Council’s General Manager Michael Forsyth is to recommend a number of measures to councillors at the March Council meeting to prevent further damage to the vegetation on the Jones Beach foreshore dunes.
The Secretary of the Gerroa Environmental Protection Society, Howard H Jones, welcomes the move, but is disappointed it has taken so long for Council to come down hard on the issue.
“Parts of it have been completely poisoned,” he says. “We have made so many representations to Council, but there has been a lag in their response to the issue.”
Mr Forsyth disagrees that Council hasn’t been doing anything, saying, “We don’t support individuals taking things into their own hands and doing unauthorised work.
“I am very disappointed to think people have taken actions like this. It is very selfish and can have significant consequences on the dunes.

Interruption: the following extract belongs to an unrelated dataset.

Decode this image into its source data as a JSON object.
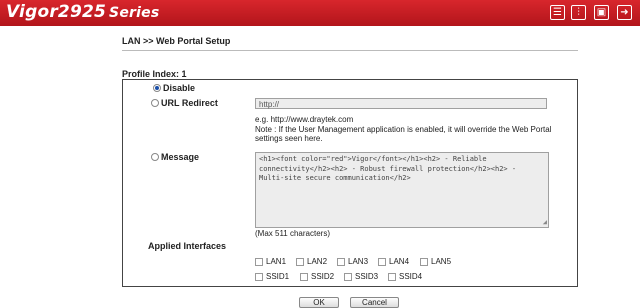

“Nobody should be doing any damage to any of our plantings on public property.”
He says Council has worked to help establish a landcare group for the beach and has been liaising with the Office of Environment & Heritage to apply for a grant for consultants to devise a plan of management for both Jones and Werri beaches.
“The funding will enable us to review the whole arrangement with the beach with regard to how the areas need to be managed going forward,” he says.
“The study and consequent plan will take into account the dynamics of the beach over time, increasing sea levels and the ongoing management of the dune system.”
He is quietly confident that the $130,000 grant will be awarded by April, and says it will take another six months for the plan to be devised.
Mr Jones welcomes the prospect of the study, but wants what is there to be protected in the interim.
“The dunes are the only thing between the ocean and the residents. It is fundamentally important that the dune vegetation does its job.”
The measures being recommended to councillors will include public education and rewards for reporting unauthorised work.
The local Landcare group have been active removing weeds and rubbish.